Before we were her people. . . .

When he was 86 years old, Robert Frost was invited by the freshly elected young president to read a poem at the inauguration in Washington. The year is 1961, the president is John F. Kennedy, and the poem that Frost wrote for the inauguration was one entitled “Dedication” – which does not contain the above lines.  The glare of the sun off the snow on the ground blinded the elderly poet to the point that he could neither read nor recite the newly written poem. Frost stopped and in a strong and commanding voice, he began quoting a very familiar poem of his “The Gift Outright.”

Other poets have spoken powerfully at political moments. One of the earliest may have been Walt Whitman’s “O Captain, My Captain” upon the assassination of Abraham Lincoln:

O Captain my Captain! our fearful trip is done,
The ship has weathered every rack, the prize we sought is won,
The port is near, the bells I hear, the people all exulting,
While follow eyes the steady keel, the vessel grim and daring;
But O heart! heart! heart!
O the bleeding drops of red,
Where on the deck my Captain lies,
Fallen cold and dead.


Lt. John McCrae’s famous poem “In Flanders Field,” written during the horrors of WWI continues to represent that whole event in literature as does the novel All Quiet On The Western Front. Somehow when we move to WWII and the arts, things seem to shift to film and music—until the late fifties and sixties when poetry once more joined the triumvirate!

Lately, when I find myself thinking of pure poetry, I find myself thinking mostly of African-American poetry, starting, of course, with Langston Hughes and not ending but certainly finding one of its mountaintops in Maya Angelou. Certainly because of the racial conflict of the previous decades fourscore, these poets have been voices heard when more virulent voices were not.

Poetry and politics are not from different edges of the globe. Poetry is often the purest expression, the most concentrated form of the arguments of the human soul.

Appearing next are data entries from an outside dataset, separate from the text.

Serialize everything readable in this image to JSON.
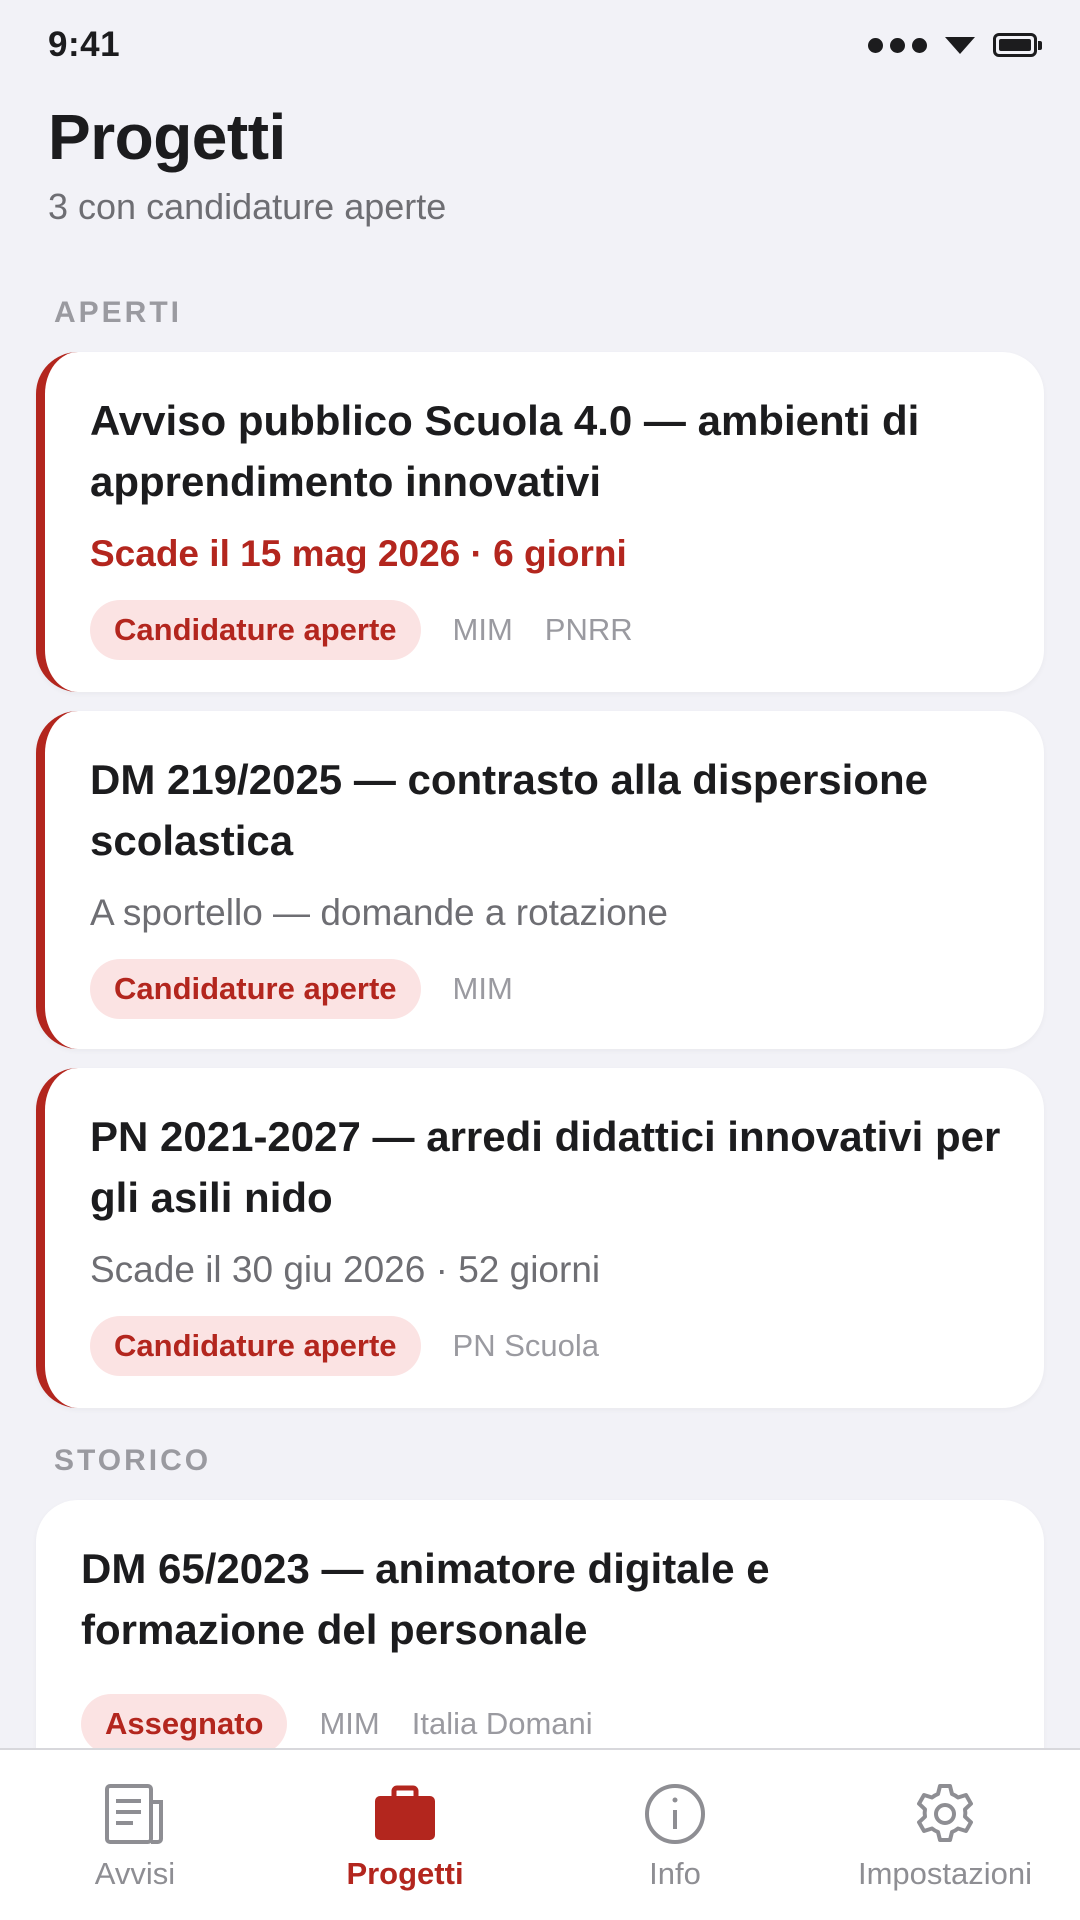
{
  "status_bar": {
    "time": "9:41"
  },
  "header": {
    "title": "Progetti",
    "subtitle": "3 con candidature aperte"
  },
  "sections": {
    "open_label": "APERTI",
    "history_label": "STORICO"
  },
  "open_projects": [
    {
      "title": "Avviso pubblico Scuola 4.0 — ambienti di apprendimento innovativi",
      "meta": "Scade il 15 mag 2026 · 6 giorni",
      "status": "Candidature aperte",
      "tags": [
        "MIM",
        "PNRR"
      ]
    },
    {
      "title": "DM 219/2025 — contrasto alla dispersione scolastica",
      "meta": "A sportello — domande a rotazione",
      "status": "Candidature aperte",
      "tags": [
        "MIM"
      ]
    },
    {
      "title": "PN 2021-2027 — arredi didattici innovativi per gli asili nido",
      "meta": "Scade il 30 giu 2026 · 52 giorni",
      "status": "Candidature aperte",
      "tags": [
        "PN Scuola"
      ]
    }
  ],
  "history_projects": [
    {
      "title": "DM 65/2023 — animatore digitale e formazione del personale",
      "status": "Assegnato",
      "tags": [
        "MIM",
        "Italia Domani"
      ]
    }
  ],
  "tab_bar": {
    "items": [
      {
        "label": "Avvisi",
        "icon": "document-icon"
      },
      {
        "label": "Progetti",
        "icon": "briefcase-icon"
      },
      {
        "label": "Info",
        "icon": "info-icon"
      },
      {
        "label": "Impostazioni",
        "icon": "gear-icon"
      }
    ],
    "active_index": 1
  },
  "colors": {
    "accent": "#b3261e",
    "pill_background": "#fbe3e3",
    "background": "#f2f2f7",
    "inactive": "#8e8e93"
  }
}
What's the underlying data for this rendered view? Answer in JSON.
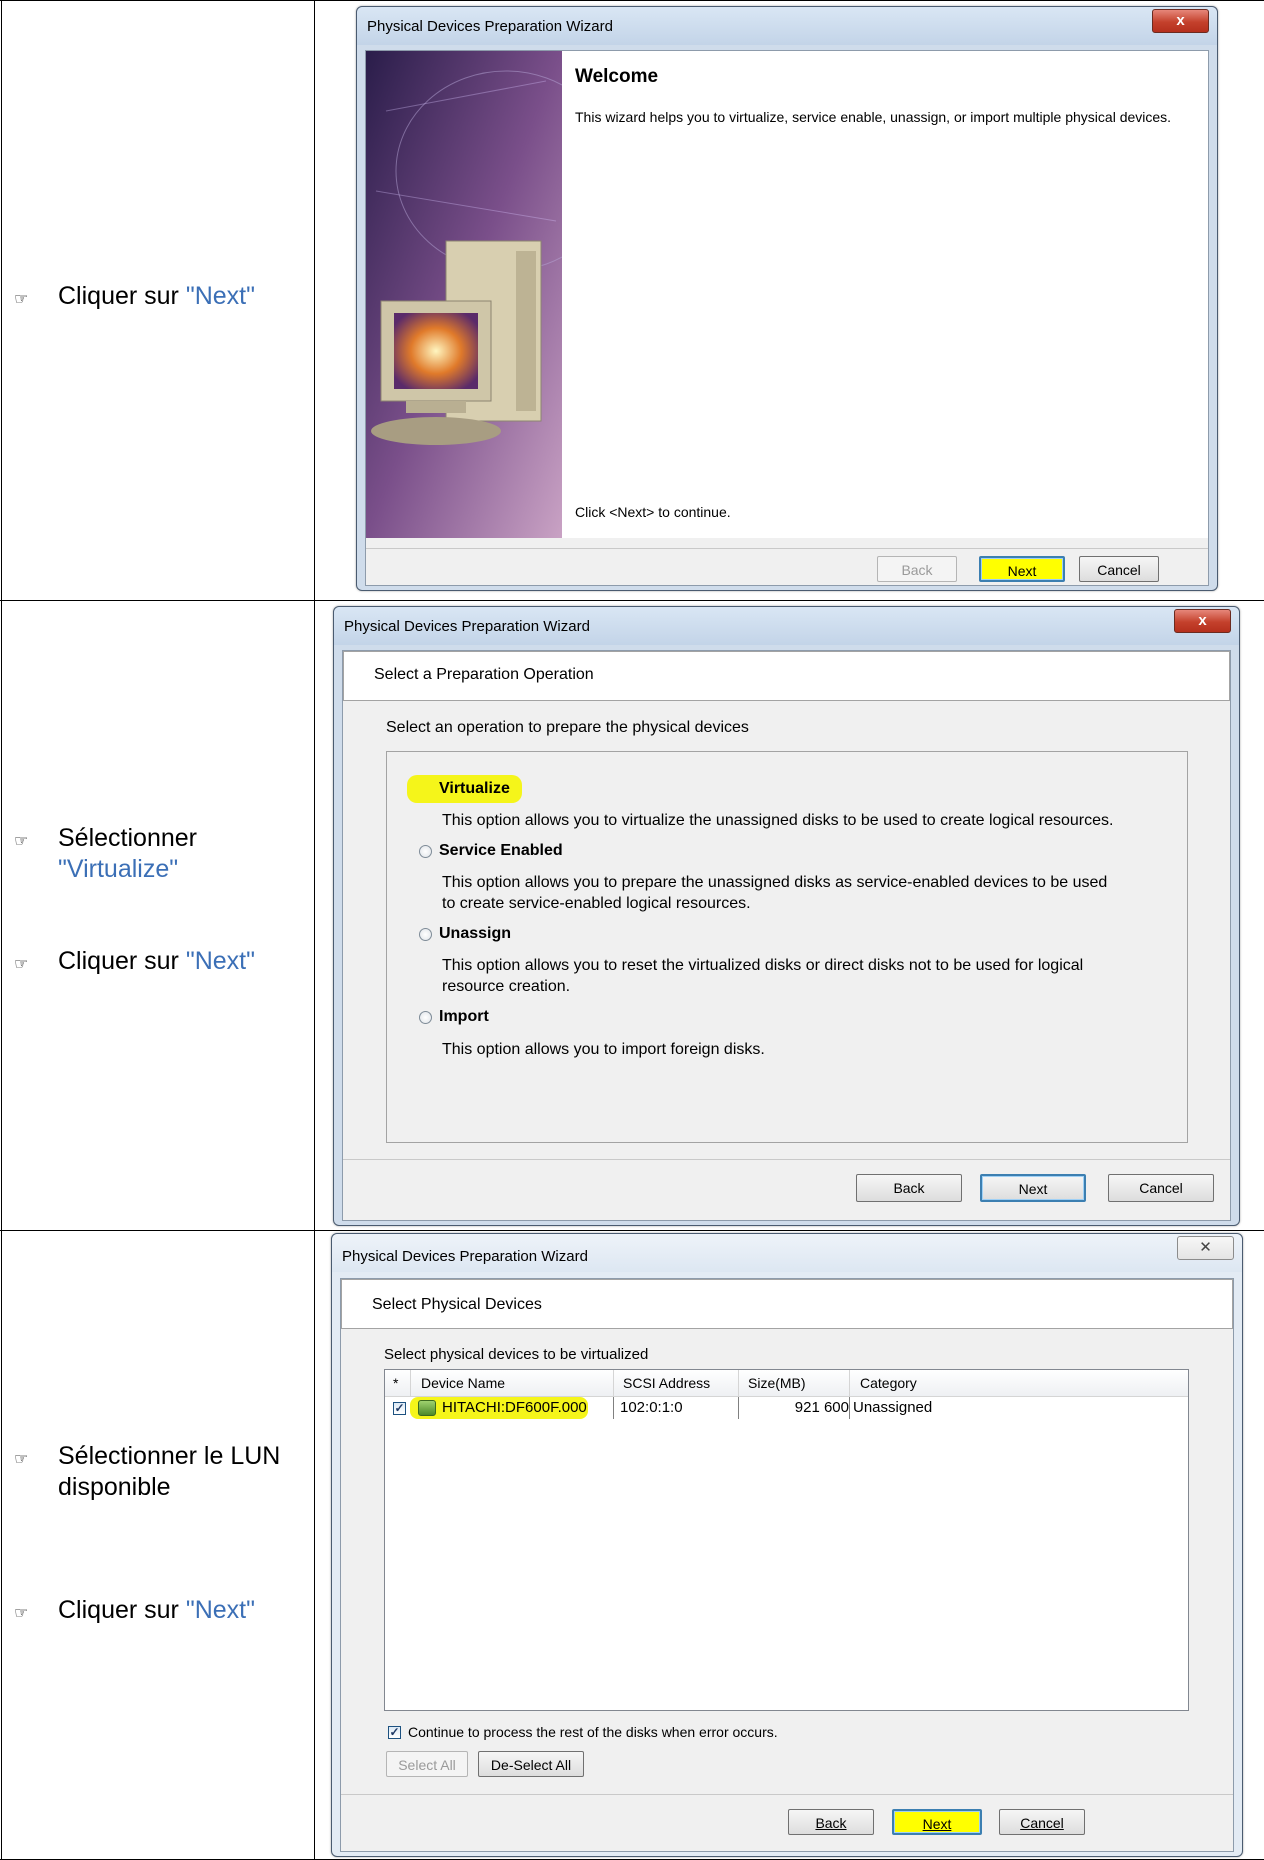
{
  "steps": [
    {
      "instructions": [
        {
          "prefix": "Cliquer sur ",
          "keyword": "\"Next\""
        }
      ],
      "wizard": {
        "title": "Physical Devices Preparation Wizard",
        "close_glyph": "x",
        "heading": "Welcome",
        "description": "This wizard helps you to virtualize, service enable, unassign, or import multiple physical devices.",
        "footer_text": "Click <Next> to continue.",
        "buttons": {
          "back": "Back",
          "next": "Next",
          "cancel": "Cancel"
        }
      }
    },
    {
      "instructions": [
        {
          "prefix": "Sélectionner ",
          "keyword": "\"Virtualize\""
        },
        {
          "prefix": "Cliquer sur ",
          "keyword": "\"Next\""
        }
      ],
      "wizard": {
        "title": "Physical Devices Preparation Wizard",
        "close_glyph": "x",
        "header": "Select a Preparation Operation",
        "prompt": "Select an operation to prepare the physical devices",
        "options": [
          {
            "label": "Virtualize",
            "description": "This option allows you to virtualize the unassigned disks to be used to create logical resources.",
            "selected": true
          },
          {
            "label": "Service Enabled",
            "description_lines": [
              "This option allows you to prepare the unassigned disks as service-enabled devices to be used",
              "to create service-enabled logical resources."
            ],
            "selected": false
          },
          {
            "label": "Unassign",
            "description_lines": [
              "This option allows you to reset the virtualized disks or direct disks not to be used for logical",
              "resource creation."
            ],
            "selected": false
          },
          {
            "label": "Import",
            "description": "This option allows you to import foreign disks.",
            "selected": false
          }
        ],
        "buttons": {
          "back": "Back",
          "next": "Next",
          "cancel": "Cancel"
        }
      }
    },
    {
      "instructions": [
        {
          "text": "Sélectionner le LUN disponible"
        },
        {
          "prefix": "Cliquer sur ",
          "keyword": "\"Next\""
        }
      ],
      "wizard": {
        "title": "Physical Devices Preparation Wizard",
        "close_glyph": "✕",
        "header": "Select Physical Devices",
        "prompt": "Select physical devices to be virtualized",
        "columns": [
          "*",
          "Device Name",
          "SCSI Address",
          "Size(MB)",
          "Category"
        ],
        "rows": [
          {
            "checked": true,
            "device_name": "HITACHI:DF600F.000",
            "scsi_address": "102:0:1:0",
            "size_mb": "921 600",
            "category": "Unassigned"
          }
        ],
        "continue_checkbox_label": "Continue to process the rest of the disks when error occurs.",
        "continue_checked": true,
        "select_all": "Select All",
        "deselect_all": "De-Select All",
        "buttons": {
          "back": "Back",
          "next": "Next",
          "cancel": "Cancel"
        }
      }
    }
  ],
  "colors": {
    "keyword": "#3b6fb6",
    "highlight": "#ffff00",
    "close_red": "#c4412c"
  }
}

My thesis at Ole Miss is entitled “Frost Among the Leaves: The Dark Side of Robert Frost.” I’m sure you can find it in the university library in Oxford—probably untouched by human hands. I had always liked Frost’s poetry, and although I’m quite aware that he is considered second tier by some scholars who prefer more obscurity, I believe that very few can equal the depth of emotion that he captures in quite carefully crafted language.

He wrote of pastures, he wrote of paths in woods, he wrote of cows, but he also wrote of death, of fear, of betrayal, of angst, of the quest for meaning—and he wrote about God.

Next I want to read closely perhaps my favorite poem, written by another pastoral poet, also about sheep and pastures—and also about God.  I learned this poem in the first grade—and it continues to move me to quiet and to faith.

I bet you know this poem as well!


Read Full Post »

%d bloggers like this: